In the meantime though, we had a job to do – keeping a bunch of Fundamentalist Christians satisfied that their mission to rid the Evil Empire of its Demons was on course for success. We met all kinds of weird and wonderful people. We sat in a kitchen with a Baptist Pastor who knew the astronaut John Glenn. He had been in a Gulag during the Stalin Purges. I am truly ashamed to say our Russian was not up to translating this lovely gentleman’s beautifully allegoric turns of phrase so we made it all up. We made up what we thought the Americans wanted to hear laced with some stuff borrowed from our limited acquaintance with Solzhenitsyn. I remember saying that he had scraped poems on bits of bark from trees in the Gulag. I have NO idea whether that was true. It might have been. That was how we justified ourselves.
Eventually we ended up at the Religious Book Fair itself. I remember nothing about that apart from the fact that we met two Amish there, proper Amish, in Amish outifts sans pony and trap but otherwise straight of the cast of that Harrison Ford movie. By that time, we were so accustomed to being in a surreal world that we questioned it not one iota.
The publishers returned to the US happy they had cast out some demons. Our demons remained intact however. Our last night in Moscow was not our finest hour. We had a farewell dinner with the other students whom we barely knew, at the Aragvi a famous Georgian restaurant in Gorky Street. We polished off vodka, Soviet Shampanskoe, red and white wine, and Georgian cognac. I ate a whole pot of caviar which I can still taste now as I write this and not in a good way. All I remember about the rest of the meal was standing on a chair and singing “Flower of Scotland”.

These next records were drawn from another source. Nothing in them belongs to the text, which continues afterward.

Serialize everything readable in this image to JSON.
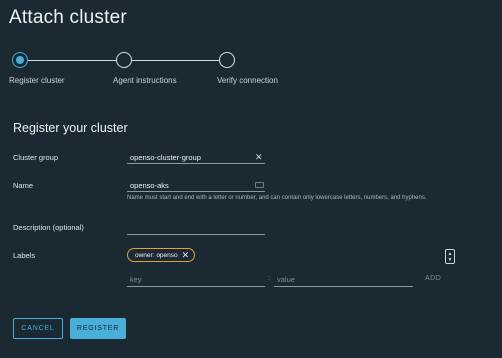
{
  "page": {
    "title": "Attach cluster"
  },
  "stepper": {
    "steps": [
      {
        "label": "Register cluster",
        "state": "active"
      },
      {
        "label": "Agent instructions",
        "state": "pending"
      },
      {
        "label": "Verify connection",
        "state": "pending"
      }
    ]
  },
  "form": {
    "section_title": "Register your cluster",
    "cluster_group": {
      "label": "Cluster group",
      "value": "openso-cluster-group",
      "clear_icon": "close-icon"
    },
    "name": {
      "label": "Name",
      "value": "openso-aks",
      "helper": "Name must start and end with a letter or number, and can contain only lowercase letters, numbers, and hyphens."
    },
    "description": {
      "label": "Description (optional)",
      "value": ""
    },
    "labels": {
      "label": "Labels",
      "chips": [
        {
          "text": "owner: openso"
        }
      ],
      "key_placeholder": "key",
      "separator": ":",
      "value_placeholder": "value",
      "add_label": "ADD"
    }
  },
  "actions": {
    "cancel_label": "CANCEL",
    "register_label": "REGISTER"
  },
  "colors": {
    "accent": "#49afd9",
    "background": "#1b2a32",
    "chip_border": "#e0a135"
  }
}
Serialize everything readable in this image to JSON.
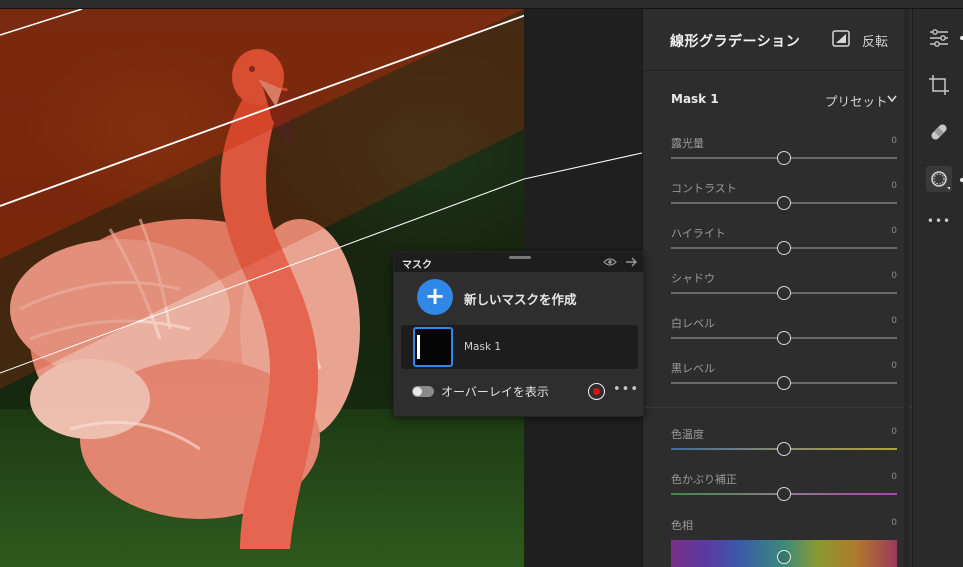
{
  "panel": {
    "title": "線形グラデーション",
    "invert_label": "反転",
    "mask_name": "Mask 1",
    "preset_label": "プリセット"
  },
  "sliders": [
    {
      "label": "露光量",
      "value": "0",
      "position": 0.5
    },
    {
      "label": "コントラスト",
      "value": "0",
      "position": 0.5
    },
    {
      "label": "ハイライト",
      "value": "0",
      "position": 0.5
    },
    {
      "label": "シャドウ",
      "value": "0",
      "position": 0.5
    },
    {
      "label": "白レベル",
      "value": "0",
      "position": 0.5
    },
    {
      "label": "黒レベル",
      "value": "0",
      "position": 0.5
    },
    {
      "label": "色温度",
      "value": "0",
      "position": 0.5
    },
    {
      "label": "色かぶり補正",
      "value": "0",
      "position": 0.5
    },
    {
      "label": "色相",
      "value": "0",
      "position": 0.5
    }
  ],
  "mask_panel": {
    "title": "マスク",
    "new_mask_label": "新しいマスクを作成",
    "mask_item_label": "Mask 1",
    "overlay_label": "オーバーレイを表示",
    "overlay_on": true,
    "overlay_color": "#e01010",
    "more": "•••"
  },
  "tools": {
    "more": "•••"
  },
  "colors": {
    "accent": "#2f87e8",
    "panel_bg": "#2d2d2d"
  }
}
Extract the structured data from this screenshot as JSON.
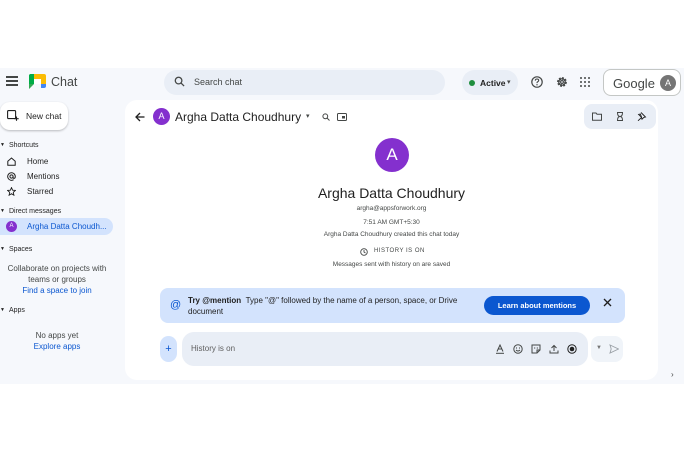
{
  "topbar": {
    "app_title": "Chat",
    "search_placeholder": "Search chat",
    "status_label": "Active",
    "account_label": "Google",
    "account_initial": "A"
  },
  "sidebar": {
    "new_chat_label": "New chat",
    "shortcuts_heading": "Shortcuts",
    "shortcuts": [
      {
        "label": "Home",
        "icon": "home-icon"
      },
      {
        "label": "Mentions",
        "icon": "at-icon"
      },
      {
        "label": "Starred",
        "icon": "star-icon"
      }
    ],
    "dm_heading": "Direct messages",
    "dm_item": {
      "initial": "A",
      "label": "Argha Datta Choudh..."
    },
    "spaces_heading": "Spaces",
    "spaces_text_1": "Collaborate on projects with",
    "spaces_text_2": "teams or groups",
    "spaces_link": "Find a space to join",
    "apps_heading": "Apps",
    "apps_empty": "No apps yet",
    "apps_link": "Explore apps"
  },
  "chat": {
    "header_initial": "A",
    "header_name": "Argha Datta Choudhury",
    "big_initial": "A",
    "contact_name": "Argha Datta Choudhury",
    "email": "argha@appsforwork.org",
    "time": "7:51 AM GMT+5:30",
    "created_text": "Argha Datta Choudhury created this chat today",
    "history_heading": "HISTORY IS ON",
    "history_sub": "Messages sent with history on are saved"
  },
  "banner": {
    "title": "Try @mention",
    "body": "Type \"@\" followed by the name of a person, space, or Drive document",
    "button_label": "Learn about mentions"
  },
  "composer": {
    "plus_label": "+",
    "placeholder": "History is on"
  },
  "colors": {
    "accent": "#0b57d0",
    "avatar_purple": "#8430ce",
    "active_green": "#1e8e3e",
    "banner_bg": "#d3e3fd"
  }
}
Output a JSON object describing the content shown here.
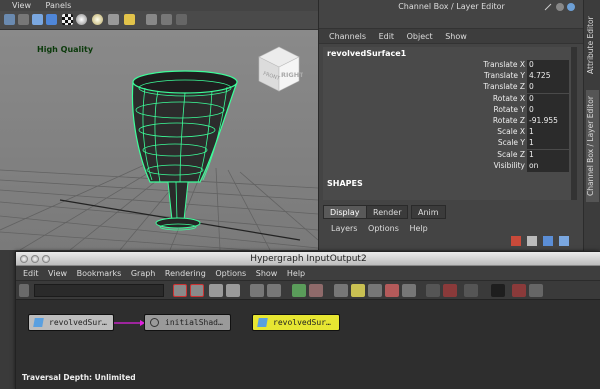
{
  "viewport": {
    "menu": [
      "View",
      "Panels"
    ],
    "hud_label": "High Quality",
    "viewcube": {
      "front": "FRONT",
      "right": "RIGHT"
    }
  },
  "channel_box": {
    "title": "Channel Box / Layer Editor",
    "menu": [
      "Channels",
      "Edit",
      "Object",
      "Show"
    ],
    "object_name": "revolvedSurface1",
    "attributes": [
      {
        "label": "Translate X",
        "value": "0"
      },
      {
        "label": "Translate Y",
        "value": "4.725"
      },
      {
        "label": "Translate Z",
        "value": "0"
      },
      {
        "label": "Rotate X",
        "value": "0"
      },
      {
        "label": "Rotate Y",
        "value": "0"
      },
      {
        "label": "Rotate Z",
        "value": "-91.955"
      },
      {
        "label": "Scale X",
        "value": "1"
      },
      {
        "label": "Scale Y",
        "value": "1"
      },
      {
        "label": "Scale Z",
        "value": "1"
      },
      {
        "label": "Visibility",
        "value": "on"
      }
    ],
    "shapes_label": "SHAPES"
  },
  "layer_editor": {
    "tabs": [
      "Display",
      "Render",
      "Anim"
    ],
    "active_tab": "Display",
    "menu": [
      "Layers",
      "Options",
      "Help"
    ]
  },
  "side_tabs": [
    "Attribute Editor",
    "Channel Box / Layer Editor"
  ],
  "hypergraph": {
    "title": "Hypergraph InputOutput2",
    "menu": [
      "Edit",
      "View",
      "Bookmarks",
      "Graph",
      "Rendering",
      "Options",
      "Show",
      "Help"
    ],
    "nodes": [
      {
        "label": "revolvedSur…",
        "color": "#bdbdbd"
      },
      {
        "label": "initialShad…",
        "color": "#9a9a9a"
      },
      {
        "label": "revolvedSur…",
        "color": "#e7e632"
      }
    ],
    "status": "Traversal Depth: Unlimited"
  },
  "colors": {
    "wireframe": "#3cff9a",
    "selection_node": "#e7e632",
    "connection": "#e020e0"
  }
}
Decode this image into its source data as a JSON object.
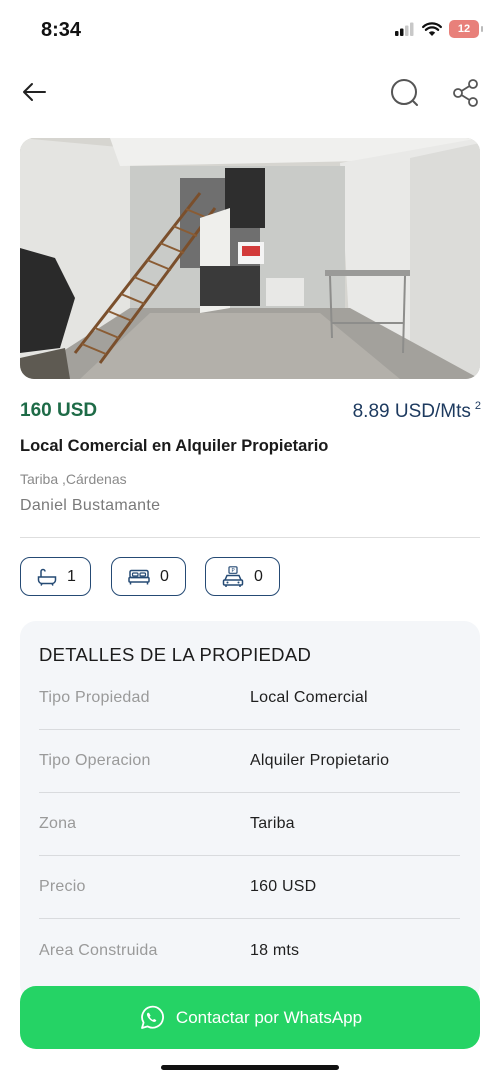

The other students staggered off back to the hostel but not the intrepid pair. We decided to hit our favourite bar at the Intourist and got there by ballroom dancing across Gorky Street and through the Revolution Square underpass. We were then invited to the nightclub by a very creepy Egyptian businessman who was connected to the Al Fayeds in London. He plied us with more Shampanskoe and we descended further into mayhem. A drunken Finn arrived on the scene and asked Saima to dance, and the Egyptian propelled me onto the dancefloor. At this point my memory is hazy except I can still see Saima’s face looming out of the mist every so often and her voice echoing “careful, he wants a WHITE woman” as she whirled past. Thankfully however, the inevitable happened and Saima and I discovered there WAS after all, a point at which our bodies could take no more alcohol. We simultaneously started to recreate the Exorcist copiously and spectacularly, I threw up right down the front of the Egyptian. This reduced my attractiveness somewhat and we were poured into a taxi.
The hangover last some three days and was still raging when I got back to Aberdeen. My Mum had been so worried by my state on return from Moscow that I had been packed off to the doctor and tested for glandular fever.
Was any of this to put me off alcohol for life? Sadly no. It was to get worse, very much worse. But at that time, I packed up my colourful Moscow life and returned to my box – well behaved, controlled and only half myself. I left the other half, the liberated half, the spontaneous half, the ALIVE half scattered on the streets of Moscow….